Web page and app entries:
^^^^^^^^^^^^^^^^

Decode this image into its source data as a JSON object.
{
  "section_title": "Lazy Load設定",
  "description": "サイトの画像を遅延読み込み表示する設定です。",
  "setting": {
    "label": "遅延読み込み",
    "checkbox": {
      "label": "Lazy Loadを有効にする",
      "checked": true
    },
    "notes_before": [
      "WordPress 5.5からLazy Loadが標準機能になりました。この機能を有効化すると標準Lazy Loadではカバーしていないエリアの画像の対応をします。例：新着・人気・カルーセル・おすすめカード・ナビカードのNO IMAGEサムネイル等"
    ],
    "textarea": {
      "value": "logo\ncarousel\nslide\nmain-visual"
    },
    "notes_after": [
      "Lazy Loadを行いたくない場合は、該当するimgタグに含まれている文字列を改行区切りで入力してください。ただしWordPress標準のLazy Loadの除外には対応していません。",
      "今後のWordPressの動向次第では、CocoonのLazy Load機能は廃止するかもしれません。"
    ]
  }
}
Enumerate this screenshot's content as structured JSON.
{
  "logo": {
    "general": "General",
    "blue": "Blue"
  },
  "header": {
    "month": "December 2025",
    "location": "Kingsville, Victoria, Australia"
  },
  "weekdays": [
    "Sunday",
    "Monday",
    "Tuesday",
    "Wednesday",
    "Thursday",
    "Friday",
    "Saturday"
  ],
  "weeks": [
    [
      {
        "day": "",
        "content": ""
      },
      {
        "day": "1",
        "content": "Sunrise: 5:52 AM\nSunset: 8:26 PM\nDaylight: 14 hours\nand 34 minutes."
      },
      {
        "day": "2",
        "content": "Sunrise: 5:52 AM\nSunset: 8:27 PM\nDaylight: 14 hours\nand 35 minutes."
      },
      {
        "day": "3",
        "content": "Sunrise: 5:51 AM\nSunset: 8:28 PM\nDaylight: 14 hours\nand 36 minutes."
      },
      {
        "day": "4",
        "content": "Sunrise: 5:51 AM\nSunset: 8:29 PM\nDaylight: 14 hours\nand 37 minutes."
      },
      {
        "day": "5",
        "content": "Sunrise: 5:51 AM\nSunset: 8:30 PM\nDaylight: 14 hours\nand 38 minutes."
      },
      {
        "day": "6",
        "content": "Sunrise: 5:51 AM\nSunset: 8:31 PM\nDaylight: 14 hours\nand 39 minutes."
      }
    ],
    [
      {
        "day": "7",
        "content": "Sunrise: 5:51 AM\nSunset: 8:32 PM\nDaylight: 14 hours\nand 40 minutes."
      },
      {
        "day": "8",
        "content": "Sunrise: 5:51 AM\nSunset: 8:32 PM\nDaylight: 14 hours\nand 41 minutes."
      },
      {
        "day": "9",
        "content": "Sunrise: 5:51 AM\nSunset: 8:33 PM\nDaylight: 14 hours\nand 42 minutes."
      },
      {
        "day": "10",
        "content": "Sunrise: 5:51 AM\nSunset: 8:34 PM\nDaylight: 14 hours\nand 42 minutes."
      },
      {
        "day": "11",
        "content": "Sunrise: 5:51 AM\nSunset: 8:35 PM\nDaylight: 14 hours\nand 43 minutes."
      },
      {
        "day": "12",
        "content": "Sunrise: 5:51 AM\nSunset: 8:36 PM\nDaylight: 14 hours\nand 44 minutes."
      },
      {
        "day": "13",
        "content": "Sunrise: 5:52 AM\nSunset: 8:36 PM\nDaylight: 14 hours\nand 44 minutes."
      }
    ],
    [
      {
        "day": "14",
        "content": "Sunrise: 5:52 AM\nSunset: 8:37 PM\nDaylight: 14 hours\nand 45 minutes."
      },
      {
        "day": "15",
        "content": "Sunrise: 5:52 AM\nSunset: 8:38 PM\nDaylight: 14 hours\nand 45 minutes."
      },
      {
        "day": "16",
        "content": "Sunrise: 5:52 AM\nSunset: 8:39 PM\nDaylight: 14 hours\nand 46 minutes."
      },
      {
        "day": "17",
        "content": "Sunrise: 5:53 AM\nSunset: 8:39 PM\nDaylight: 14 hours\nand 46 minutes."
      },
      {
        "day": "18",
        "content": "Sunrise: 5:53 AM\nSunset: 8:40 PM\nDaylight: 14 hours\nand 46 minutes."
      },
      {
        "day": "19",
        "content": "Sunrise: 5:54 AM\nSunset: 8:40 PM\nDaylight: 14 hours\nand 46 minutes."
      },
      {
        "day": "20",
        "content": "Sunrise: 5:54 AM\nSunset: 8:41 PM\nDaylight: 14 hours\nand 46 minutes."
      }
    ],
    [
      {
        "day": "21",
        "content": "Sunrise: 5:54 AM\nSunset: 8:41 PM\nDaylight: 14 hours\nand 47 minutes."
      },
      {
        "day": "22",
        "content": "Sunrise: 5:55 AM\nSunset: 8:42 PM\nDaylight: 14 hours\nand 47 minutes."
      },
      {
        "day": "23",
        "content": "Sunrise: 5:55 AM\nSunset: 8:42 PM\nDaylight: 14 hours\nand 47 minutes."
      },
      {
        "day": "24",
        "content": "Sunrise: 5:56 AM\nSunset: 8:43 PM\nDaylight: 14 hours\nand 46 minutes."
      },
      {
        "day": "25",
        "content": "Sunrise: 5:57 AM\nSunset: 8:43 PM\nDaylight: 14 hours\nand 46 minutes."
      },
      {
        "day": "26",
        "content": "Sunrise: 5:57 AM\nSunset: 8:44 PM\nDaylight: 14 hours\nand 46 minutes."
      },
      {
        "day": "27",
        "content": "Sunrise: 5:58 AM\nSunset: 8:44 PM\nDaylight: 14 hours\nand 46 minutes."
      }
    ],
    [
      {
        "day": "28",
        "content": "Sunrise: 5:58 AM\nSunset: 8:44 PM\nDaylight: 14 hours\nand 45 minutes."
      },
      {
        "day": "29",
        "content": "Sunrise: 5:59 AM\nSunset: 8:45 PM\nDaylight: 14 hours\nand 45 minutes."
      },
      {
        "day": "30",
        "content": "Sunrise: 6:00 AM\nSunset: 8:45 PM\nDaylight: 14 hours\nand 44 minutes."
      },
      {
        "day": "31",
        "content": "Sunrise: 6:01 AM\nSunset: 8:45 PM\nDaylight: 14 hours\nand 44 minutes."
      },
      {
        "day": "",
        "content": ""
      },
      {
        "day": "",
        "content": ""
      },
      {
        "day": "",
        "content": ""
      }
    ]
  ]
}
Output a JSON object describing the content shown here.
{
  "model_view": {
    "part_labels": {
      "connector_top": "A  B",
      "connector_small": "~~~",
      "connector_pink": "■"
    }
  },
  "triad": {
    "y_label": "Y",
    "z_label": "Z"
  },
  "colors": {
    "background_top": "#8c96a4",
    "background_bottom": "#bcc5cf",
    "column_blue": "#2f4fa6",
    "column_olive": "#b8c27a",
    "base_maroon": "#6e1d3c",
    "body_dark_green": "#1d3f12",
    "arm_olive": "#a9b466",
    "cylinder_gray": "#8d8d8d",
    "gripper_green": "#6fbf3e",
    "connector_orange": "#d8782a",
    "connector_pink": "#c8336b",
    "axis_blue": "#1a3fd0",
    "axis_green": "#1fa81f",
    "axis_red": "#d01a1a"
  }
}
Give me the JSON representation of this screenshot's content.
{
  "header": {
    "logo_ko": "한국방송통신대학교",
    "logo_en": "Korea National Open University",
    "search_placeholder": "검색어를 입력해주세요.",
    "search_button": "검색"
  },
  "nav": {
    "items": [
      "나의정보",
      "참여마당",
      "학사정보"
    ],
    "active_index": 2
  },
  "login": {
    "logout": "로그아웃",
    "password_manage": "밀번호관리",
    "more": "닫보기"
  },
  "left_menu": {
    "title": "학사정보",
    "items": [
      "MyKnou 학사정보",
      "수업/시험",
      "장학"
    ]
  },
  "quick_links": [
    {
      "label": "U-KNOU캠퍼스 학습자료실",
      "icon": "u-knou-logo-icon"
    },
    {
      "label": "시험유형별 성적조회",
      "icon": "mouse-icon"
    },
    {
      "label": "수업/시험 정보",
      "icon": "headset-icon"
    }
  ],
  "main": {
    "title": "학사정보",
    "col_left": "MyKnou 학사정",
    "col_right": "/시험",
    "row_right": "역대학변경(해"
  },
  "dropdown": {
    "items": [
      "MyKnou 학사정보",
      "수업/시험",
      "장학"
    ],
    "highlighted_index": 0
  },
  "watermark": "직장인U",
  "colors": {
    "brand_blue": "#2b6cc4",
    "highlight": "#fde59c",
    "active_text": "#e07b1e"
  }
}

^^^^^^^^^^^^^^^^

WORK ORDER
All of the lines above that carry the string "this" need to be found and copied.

EXPECTED ANSWER
Decode this image into its source data as a JSON object.
Enumerate this screenshot's content as structured JSON.
Give me the JSON representation of this screenshot's content.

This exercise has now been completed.